Dataset entries
--- START ---
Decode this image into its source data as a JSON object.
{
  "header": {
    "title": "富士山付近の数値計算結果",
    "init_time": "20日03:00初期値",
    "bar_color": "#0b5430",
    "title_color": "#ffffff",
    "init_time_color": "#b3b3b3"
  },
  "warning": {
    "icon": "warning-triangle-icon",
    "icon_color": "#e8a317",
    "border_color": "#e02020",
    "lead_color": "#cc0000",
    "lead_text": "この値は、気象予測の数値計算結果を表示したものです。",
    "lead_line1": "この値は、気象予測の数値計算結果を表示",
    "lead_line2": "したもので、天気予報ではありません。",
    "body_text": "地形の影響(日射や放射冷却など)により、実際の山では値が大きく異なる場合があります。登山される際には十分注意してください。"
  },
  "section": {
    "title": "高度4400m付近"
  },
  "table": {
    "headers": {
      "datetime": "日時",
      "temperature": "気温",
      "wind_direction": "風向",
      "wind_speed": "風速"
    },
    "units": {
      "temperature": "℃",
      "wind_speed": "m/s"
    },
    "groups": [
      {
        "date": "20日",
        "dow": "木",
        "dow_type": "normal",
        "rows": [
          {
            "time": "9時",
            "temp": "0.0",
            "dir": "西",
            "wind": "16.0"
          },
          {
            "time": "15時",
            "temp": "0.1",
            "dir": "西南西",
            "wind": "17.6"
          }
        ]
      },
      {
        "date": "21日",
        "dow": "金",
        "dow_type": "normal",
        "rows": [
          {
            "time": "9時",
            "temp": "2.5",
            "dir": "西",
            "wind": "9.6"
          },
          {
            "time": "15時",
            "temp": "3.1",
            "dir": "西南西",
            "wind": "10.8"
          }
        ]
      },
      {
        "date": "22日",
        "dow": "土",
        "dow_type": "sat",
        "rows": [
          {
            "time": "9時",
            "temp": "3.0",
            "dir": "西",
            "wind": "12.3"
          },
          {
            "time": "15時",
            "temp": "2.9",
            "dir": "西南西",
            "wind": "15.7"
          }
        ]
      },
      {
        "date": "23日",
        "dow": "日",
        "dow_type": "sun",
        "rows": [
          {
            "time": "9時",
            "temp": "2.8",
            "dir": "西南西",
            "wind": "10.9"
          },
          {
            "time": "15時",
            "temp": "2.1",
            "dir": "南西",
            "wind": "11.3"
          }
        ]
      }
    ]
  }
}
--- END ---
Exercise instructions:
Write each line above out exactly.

Response below:
Decode this image into its source data as a JSON object.
{
  "header": {
    "title": "富士山付近の数値計算結果",
    "init_time": "20日03:00初期値",
    "bar_color": "#0b5430",
    "title_color": "#ffffff",
    "init_time_color": "#b3b3b3"
  },
  "warning": {
    "icon": "warning-triangle-icon",
    "icon_color": "#e8a317",
    "border_color": "#e02020",
    "lead_color": "#cc0000",
    "lead_text": "この値は、気象予測の数値計算結果を表示したものです。",
    "lead_line1": "この値は、気象予測の数値計算結果を表示",
    "lead_line2": "したもので、天気予報ではありません。",
    "body_text": "地形の影響(日射や放射冷却など)により、実際の山では値が大きく異なる場合があります。登山される際には十分注意してください。"
  },
  "section": {
    "title": "高度4400m付近"
  },
  "table": {
    "headers": {
      "datetime": "日時",
      "temperature": "気温",
      "wind_direction": "風向",
      "wind_speed": "風速"
    },
    "units": {
      "temperature": "℃",
      "wind_speed": "m/s"
    },
    "groups": [
      {
        "date": "20日",
        "dow": "木",
        "dow_type": "normal",
        "rows": [
          {
            "time": "9時",
            "temp": "0.0",
            "dir": "西",
            "wind": "16.0"
          },
          {
            "time": "15時",
            "temp": "0.1",
            "dir": "西南西",
            "wind": "17.6"
          }
        ]
      },
      {
        "date": "21日",
        "dow": "金",
        "dow_type": "normal",
        "rows": [
          {
            "time": "9時",
            "temp": "2.5",
            "dir": "西",
            "wind": "9.6"
          },
          {
            "time": "15時",
            "temp": "3.1",
            "dir": "西南西",
            "wind": "10.8"
          }
        ]
      },
      {
        "date": "22日",
        "dow": "土",
        "dow_type": "sat",
        "rows": [
          {
            "time": "9時",
            "temp": "3.0",
            "dir": "西",
            "wind": "12.3"
          },
          {
            "time": "15時",
            "temp": "2.9",
            "dir": "西南西",
            "wind": "15.7"
          }
        ]
      },
      {
        "date": "23日",
        "dow": "日",
        "dow_type": "sun",
        "rows": [
          {
            "time": "9時",
            "temp": "2.8",
            "dir": "西南西",
            "wind": "10.9"
          },
          {
            "time": "15時",
            "temp": "2.1",
            "dir": "南西",
            "wind": "11.3"
          }
        ]
      }
    ]
  }
}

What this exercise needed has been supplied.